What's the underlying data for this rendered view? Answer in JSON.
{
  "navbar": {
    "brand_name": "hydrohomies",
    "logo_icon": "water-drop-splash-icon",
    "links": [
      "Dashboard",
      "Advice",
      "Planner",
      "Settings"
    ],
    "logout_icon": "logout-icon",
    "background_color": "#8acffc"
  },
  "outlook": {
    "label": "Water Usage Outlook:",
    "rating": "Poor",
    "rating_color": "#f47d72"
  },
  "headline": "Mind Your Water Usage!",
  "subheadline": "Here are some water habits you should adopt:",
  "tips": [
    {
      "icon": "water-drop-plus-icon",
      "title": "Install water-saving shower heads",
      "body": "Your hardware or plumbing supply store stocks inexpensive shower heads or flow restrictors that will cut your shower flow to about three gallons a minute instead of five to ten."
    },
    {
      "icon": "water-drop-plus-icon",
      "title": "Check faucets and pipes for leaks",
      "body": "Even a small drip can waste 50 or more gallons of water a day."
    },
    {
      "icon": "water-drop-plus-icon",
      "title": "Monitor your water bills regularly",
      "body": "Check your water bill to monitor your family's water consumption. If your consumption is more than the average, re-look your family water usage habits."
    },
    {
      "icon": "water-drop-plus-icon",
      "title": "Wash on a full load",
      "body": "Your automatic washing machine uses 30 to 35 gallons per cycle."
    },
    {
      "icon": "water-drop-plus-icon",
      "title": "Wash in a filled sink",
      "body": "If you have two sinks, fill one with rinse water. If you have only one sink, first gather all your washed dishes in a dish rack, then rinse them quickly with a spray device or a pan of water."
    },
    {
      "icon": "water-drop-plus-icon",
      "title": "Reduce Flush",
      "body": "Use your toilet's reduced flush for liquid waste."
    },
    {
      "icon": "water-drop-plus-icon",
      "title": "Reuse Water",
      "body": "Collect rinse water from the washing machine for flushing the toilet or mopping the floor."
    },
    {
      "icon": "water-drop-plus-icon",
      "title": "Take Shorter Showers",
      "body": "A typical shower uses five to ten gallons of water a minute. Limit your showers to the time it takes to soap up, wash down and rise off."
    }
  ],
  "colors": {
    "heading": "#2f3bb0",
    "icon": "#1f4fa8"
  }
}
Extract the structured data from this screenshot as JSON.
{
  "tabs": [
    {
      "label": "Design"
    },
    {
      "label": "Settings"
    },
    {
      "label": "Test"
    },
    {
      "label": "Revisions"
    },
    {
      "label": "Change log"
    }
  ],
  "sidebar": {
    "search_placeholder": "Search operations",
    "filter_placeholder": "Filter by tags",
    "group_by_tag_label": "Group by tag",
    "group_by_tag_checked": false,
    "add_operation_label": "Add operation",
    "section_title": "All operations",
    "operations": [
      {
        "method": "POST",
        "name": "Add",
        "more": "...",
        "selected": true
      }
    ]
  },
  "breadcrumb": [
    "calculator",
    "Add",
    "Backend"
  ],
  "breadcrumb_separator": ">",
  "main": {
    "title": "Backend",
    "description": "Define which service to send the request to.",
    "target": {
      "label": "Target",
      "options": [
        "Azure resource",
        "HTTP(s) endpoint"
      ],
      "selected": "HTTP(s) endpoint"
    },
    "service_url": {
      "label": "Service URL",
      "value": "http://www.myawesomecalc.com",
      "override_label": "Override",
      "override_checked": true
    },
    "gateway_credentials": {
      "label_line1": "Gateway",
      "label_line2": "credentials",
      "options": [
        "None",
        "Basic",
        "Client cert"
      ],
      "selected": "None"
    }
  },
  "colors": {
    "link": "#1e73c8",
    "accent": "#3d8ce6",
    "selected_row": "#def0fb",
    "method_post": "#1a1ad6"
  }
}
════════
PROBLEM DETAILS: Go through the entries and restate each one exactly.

SOLUTION:
What's the underlying data for this rendered view? Answer in JSON.
{
  "navbar": {
    "brand_name": "hydrohomies",
    "logo_icon": "water-drop-splash-icon",
    "links": [
      "Dashboard",
      "Advice",
      "Planner",
      "Settings"
    ],
    "logout_icon": "logout-icon",
    "background_color": "#8acffc"
  },
  "outlook": {
    "label": "Water Usage Outlook:",
    "rating": "Poor",
    "rating_color": "#f47d72"
  },
  "headline": "Mind Your Water Usage!",
  "subheadline": "Here are some water habits you should adopt:",
  "tips": [
    {
      "icon": "water-drop-plus-icon",
      "title": "Install water-saving shower heads",
      "body": "Your hardware or plumbing supply store stocks inexpensive shower heads or flow restrictors that will cut your shower flow to about three gallons a minute instead of five to ten."
    },
    {
      "icon": "water-drop-plus-icon",
      "title": "Check faucets and pipes for leaks",
      "body": "Even a small drip can waste 50 or more gallons of water a day."
    },
    {
      "icon": "water-drop-plus-icon",
      "title": "Monitor your water bills regularly",
      "body": "Check your water bill to monitor your family's water consumption. If your consumption is more than the average, re-look your family water usage habits."
    },
    {
      "icon": "water-drop-plus-icon",
      "title": "Wash on a full load",
      "body": "Your automatic washing machine uses 30 to 35 gallons per cycle."
    },
    {
      "icon": "water-drop-plus-icon",
      "title": "Wash in a filled sink",
      "body": "If you have two sinks, fill one with rinse water. If you have only one sink, first gather all your washed dishes in a dish rack, then rinse them quickly with a spray device or a pan of water."
    },
    {
      "icon": "water-drop-plus-icon",
      "title": "Reduce Flush",
      "body": "Use your toilet's reduced flush for liquid waste."
    },
    {
      "icon": "water-drop-plus-icon",
      "title": "Reuse Water",
      "body": "Collect rinse water from the washing machine for flushing the toilet or mopping the floor."
    },
    {
      "icon": "water-drop-plus-icon",
      "title": "Take Shorter Showers",
      "body": "A typical shower uses five to ten gallons of water a minute. Limit your showers to the time it takes to soap up, wash down and rise off."
    }
  ],
  "colors": {
    "heading": "#2f3bb0",
    "icon": "#1f4fa8"
  }
}
Extract the structured data from this screenshot as JSON.
{
  "tabs": [
    {
      "label": "Design"
    },
    {
      "label": "Settings"
    },
    {
      "label": "Test"
    },
    {
      "label": "Revisions"
    },
    {
      "label": "Change log"
    }
  ],
  "sidebar": {
    "search_placeholder": "Search operations",
    "filter_placeholder": "Filter by tags",
    "group_by_tag_label": "Group by tag",
    "group_by_tag_checked": false,
    "add_operation_label": "Add operation",
    "section_title": "All operations",
    "operations": [
      {
        "method": "POST",
        "name": "Add",
        "more": "...",
        "selected": true
      }
    ]
  },
  "breadcrumb": [
    "calculator",
    "Add",
    "Backend"
  ],
  "breadcrumb_separator": ">",
  "main": {
    "title": "Backend",
    "description": "Define which service to send the request to.",
    "target": {
      "label": "Target",
      "options": [
        "Azure resource",
        "HTTP(s) endpoint"
      ],
      "selected": "HTTP(s) endpoint"
    },
    "service_url": {
      "label": "Service URL",
      "value": "http://www.myawesomecalc.com",
      "override_label": "Override",
      "override_checked": true
    },
    "gateway_credentials": {
      "label_line1": "Gateway",
      "label_line2": "credentials",
      "options": [
        "None",
        "Basic",
        "Client cert"
      ],
      "selected": "None"
    }
  },
  "colors": {
    "link": "#1e73c8",
    "accent": "#3d8ce6",
    "selected_row": "#def0fb",
    "method_post": "#1a1ad6"
  }
}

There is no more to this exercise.